DIRECTIONS. Could you return all of the data exactly as given?
□ □ □ □ □ □ □
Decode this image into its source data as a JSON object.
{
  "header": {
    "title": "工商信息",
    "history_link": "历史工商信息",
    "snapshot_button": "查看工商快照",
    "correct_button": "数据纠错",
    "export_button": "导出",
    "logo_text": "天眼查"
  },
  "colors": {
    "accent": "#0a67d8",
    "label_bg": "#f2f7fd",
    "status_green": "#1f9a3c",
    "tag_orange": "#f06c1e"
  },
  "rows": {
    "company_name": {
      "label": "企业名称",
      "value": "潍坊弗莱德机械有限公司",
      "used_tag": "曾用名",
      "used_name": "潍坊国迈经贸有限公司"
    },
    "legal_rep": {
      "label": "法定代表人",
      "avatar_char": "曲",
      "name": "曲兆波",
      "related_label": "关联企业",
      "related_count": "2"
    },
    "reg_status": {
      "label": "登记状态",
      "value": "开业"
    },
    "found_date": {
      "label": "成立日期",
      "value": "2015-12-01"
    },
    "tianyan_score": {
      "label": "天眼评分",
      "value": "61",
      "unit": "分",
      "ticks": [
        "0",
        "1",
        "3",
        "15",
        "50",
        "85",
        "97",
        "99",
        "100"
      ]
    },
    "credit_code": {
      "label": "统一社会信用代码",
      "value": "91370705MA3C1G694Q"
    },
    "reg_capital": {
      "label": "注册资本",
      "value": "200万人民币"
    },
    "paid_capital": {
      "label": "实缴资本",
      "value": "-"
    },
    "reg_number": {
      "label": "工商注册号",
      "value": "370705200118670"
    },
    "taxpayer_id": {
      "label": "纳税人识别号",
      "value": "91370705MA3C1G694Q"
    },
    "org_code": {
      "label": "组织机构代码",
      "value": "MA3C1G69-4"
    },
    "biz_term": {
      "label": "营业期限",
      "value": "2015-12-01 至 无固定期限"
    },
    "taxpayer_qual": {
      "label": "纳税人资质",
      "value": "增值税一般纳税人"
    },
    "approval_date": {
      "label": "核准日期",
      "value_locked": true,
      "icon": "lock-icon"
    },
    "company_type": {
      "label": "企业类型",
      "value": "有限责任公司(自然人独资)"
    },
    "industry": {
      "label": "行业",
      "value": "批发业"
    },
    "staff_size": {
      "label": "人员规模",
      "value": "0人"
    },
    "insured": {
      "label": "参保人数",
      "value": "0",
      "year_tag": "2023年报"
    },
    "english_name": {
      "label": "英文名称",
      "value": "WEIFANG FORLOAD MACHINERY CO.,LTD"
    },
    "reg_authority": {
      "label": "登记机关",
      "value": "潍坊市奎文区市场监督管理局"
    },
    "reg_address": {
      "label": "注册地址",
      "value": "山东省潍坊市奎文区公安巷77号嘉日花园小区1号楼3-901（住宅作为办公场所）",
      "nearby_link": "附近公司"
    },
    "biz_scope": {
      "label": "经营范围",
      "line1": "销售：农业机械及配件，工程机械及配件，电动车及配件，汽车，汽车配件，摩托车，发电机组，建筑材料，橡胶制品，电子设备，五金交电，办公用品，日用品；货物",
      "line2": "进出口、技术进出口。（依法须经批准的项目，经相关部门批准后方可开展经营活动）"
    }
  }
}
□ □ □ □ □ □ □
WRITTEN RESPONSE.
Decode this image into its source data as a JSON object.
{
  "header": {
    "title": "工商信息",
    "history_link": "历史工商信息",
    "snapshot_button": "查看工商快照",
    "correct_button": "数据纠错",
    "export_button": "导出",
    "logo_text": "天眼查"
  },
  "colors": {
    "accent": "#0a67d8",
    "label_bg": "#f2f7fd",
    "status_green": "#1f9a3c",
    "tag_orange": "#f06c1e"
  },
  "rows": {
    "company_name": {
      "label": "企业名称",
      "value": "潍坊弗莱德机械有限公司",
      "used_tag": "曾用名",
      "used_name": "潍坊国迈经贸有限公司"
    },
    "legal_rep": {
      "label": "法定代表人",
      "avatar_char": "曲",
      "name": "曲兆波",
      "related_label": "关联企业",
      "related_count": "2"
    },
    "reg_status": {
      "label": "登记状态",
      "value": "开业"
    },
    "found_date": {
      "label": "成立日期",
      "value": "2015-12-01"
    },
    "tianyan_score": {
      "label": "天眼评分",
      "value": "61",
      "unit": "分",
      "ticks": [
        "0",
        "1",
        "3",
        "15",
        "50",
        "85",
        "97",
        "99",
        "100"
      ]
    },
    "credit_code": {
      "label": "统一社会信用代码",
      "value": "91370705MA3C1G694Q"
    },
    "reg_capital": {
      "label": "注册资本",
      "value": "200万人民币"
    },
    "paid_capital": {
      "label": "实缴资本",
      "value": "-"
    },
    "reg_number": {
      "label": "工商注册号",
      "value": "370705200118670"
    },
    "taxpayer_id": {
      "label": "纳税人识别号",
      "value": "91370705MA3C1G694Q"
    },
    "org_code": {
      "label": "组织机构代码",
      "value": "MA3C1G69-4"
    },
    "biz_term": {
      "label": "营业期限",
      "value": "2015-12-01 至 无固定期限"
    },
    "taxpayer_qual": {
      "label": "纳税人资质",
      "value": "增值税一般纳税人"
    },
    "approval_date": {
      "label": "核准日期",
      "value_locked": true,
      "icon": "lock-icon"
    },
    "company_type": {
      "label": "企业类型",
      "value": "有限责任公司(自然人独资)"
    },
    "industry": {
      "label": "行业",
      "value": "批发业"
    },
    "staff_size": {
      "label": "人员规模",
      "value": "0人"
    },
    "insured": {
      "label": "参保人数",
      "value": "0",
      "year_tag": "2023年报"
    },
    "english_name": {
      "label": "英文名称",
      "value": "WEIFANG FORLOAD MACHINERY CO.,LTD"
    },
    "reg_authority": {
      "label": "登记机关",
      "value": "潍坊市奎文区市场监督管理局"
    },
    "reg_address": {
      "label": "注册地址",
      "value": "山东省潍坊市奎文区公安巷77号嘉日花园小区1号楼3-901（住宅作为办公场所）",
      "nearby_link": "附近公司"
    },
    "biz_scope": {
      "label": "经营范围",
      "line1": "销售：农业机械及配件，工程机械及配件，电动车及配件，汽车，汽车配件，摩托车，发电机组，建筑材料，橡胶制品，电子设备，五金交电，办公用品，日用品；货物",
      "line2": "进出口、技术进出口。（依法须经批准的项目，经相关部门批准后方可开展经营活动）"
    }
  }
}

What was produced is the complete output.